→ AIM OF THE EXERCISE
Tally the lines in the material below that hold the string "color" and report the tally alone.

→ RAW DATA
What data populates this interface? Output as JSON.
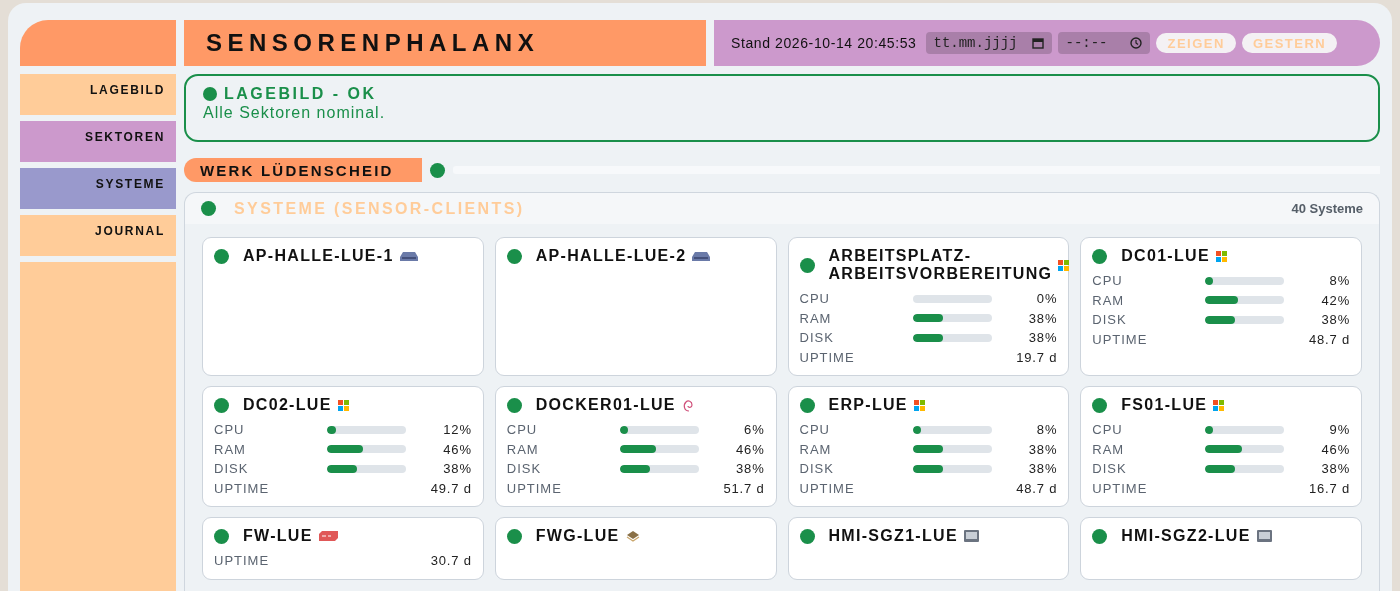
{
  "header": {
    "title": "SENSORENPHALANX",
    "stand": "Stand 2026-10-14 20:45:53",
    "date_placeholder": "tt.mm.jjjj",
    "time_placeholder": "--:--",
    "buttons": [
      "ZEIGEN",
      "GESTERN"
    ]
  },
  "sidebar": {
    "items": [
      {
        "label": "LAGEBILD",
        "color": "#ffcc99"
      },
      {
        "label": "SEKTOREN",
        "color": "#cc99cc"
      },
      {
        "label": "SYSTEME",
        "color": "#9999cc"
      },
      {
        "label": "JOURNAL",
        "color": "#ffcc99"
      }
    ]
  },
  "banner": {
    "title": "LAGEBILD - OK",
    "message": "Alle Sektoren nominal."
  },
  "sector": {
    "name": "WERK LÜDENSCHEID"
  },
  "systems": {
    "title": "SYSTEME (SENSOR-CLIENTS)",
    "count": "40 Systeme",
    "items": [
      {
        "name": "AP-HALLE-LUE-1",
        "kind": "switch"
      },
      {
        "name": "AP-HALLE-LUE-2",
        "kind": "switch"
      },
      {
        "name": "ARBEITSPLATZ-ARBEITSVORBEREITUNG",
        "kind": "windows",
        "metrics": [
          {
            "kind": "bar",
            "label": "CPU",
            "level": 0,
            "reading": "0%"
          },
          {
            "kind": "bar",
            "label": "RAM",
            "level": 0.38,
            "reading": "38%"
          },
          {
            "kind": "bar",
            "label": "DISK",
            "level": 0.38,
            "reading": "38%"
          },
          {
            "kind": "text",
            "label": "UPTIME",
            "reading": "19.7 d"
          }
        ]
      },
      {
        "name": "DC01-LUE",
        "kind": "windows",
        "metrics": [
          {
            "kind": "bar",
            "label": "CPU",
            "level": 0.08,
            "reading": "8%"
          },
          {
            "kind": "bar",
            "label": "RAM",
            "level": 0.42,
            "reading": "42%"
          },
          {
            "kind": "bar",
            "label": "DISK",
            "level": 0.38,
            "reading": "38%"
          },
          {
            "kind": "text",
            "label": "UPTIME",
            "reading": "48.7 d"
          }
        ]
      },
      {
        "name": "DC02-LUE",
        "kind": "windows",
        "metrics": [
          {
            "kind": "bar",
            "label": "CPU",
            "level": 0.12,
            "reading": "12%"
          },
          {
            "kind": "bar",
            "label": "RAM",
            "level": 0.46,
            "reading": "46%"
          },
          {
            "kind": "bar",
            "label": "DISK",
            "level": 0.38,
            "reading": "38%"
          },
          {
            "kind": "text",
            "label": "UPTIME",
            "reading": "49.7 d"
          }
        ]
      },
      {
        "name": "DOCKER01-LUE",
        "kind": "debian",
        "metrics": [
          {
            "kind": "bar",
            "label": "CPU",
            "level": 0.06,
            "reading": "6%"
          },
          {
            "kind": "bar",
            "label": "RAM",
            "level": 0.46,
            "reading": "46%"
          },
          {
            "kind": "bar",
            "label": "DISK",
            "level": 0.38,
            "reading": "38%"
          },
          {
            "kind": "text",
            "label": "UPTIME",
            "reading": "51.7 d"
          }
        ]
      },
      {
        "name": "ERP-LUE",
        "kind": "windows",
        "metrics": [
          {
            "kind": "bar",
            "label": "CPU",
            "level": 0.08,
            "reading": "8%"
          },
          {
            "kind": "bar",
            "label": "RAM",
            "level": 0.38,
            "reading": "38%"
          },
          {
            "kind": "bar",
            "label": "DISK",
            "level": 0.38,
            "reading": "38%"
          },
          {
            "kind": "text",
            "label": "UPTIME",
            "reading": "48.7 d"
          }
        ]
      },
      {
        "name": "FS01-LUE",
        "kind": "windows",
        "metrics": [
          {
            "kind": "bar",
            "label": "CPU",
            "level": 0.09,
            "reading": "9%"
          },
          {
            "kind": "bar",
            "label": "RAM",
            "level": 0.46,
            "reading": "46%"
          },
          {
            "kind": "bar",
            "label": "DISK",
            "level": 0.38,
            "reading": "38%"
          },
          {
            "kind": "text",
            "label": "UPTIME",
            "reading": "16.7 d"
          }
        ]
      },
      {
        "name": "FW-LUE",
        "kind": "firewall",
        "metrics": [
          {
            "kind": "text",
            "label": "UPTIME",
            "reading": "30.7 d"
          }
        ]
      },
      {
        "name": "FWG-LUE",
        "kind": "chip"
      },
      {
        "name": "HMI-SGZ1-LUE",
        "kind": "hmi"
      },
      {
        "name": "HMI-SGZ2-LUE",
        "kind": "hmi"
      }
    ]
  }
}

→ SOLUTION FOR THIS TASK
4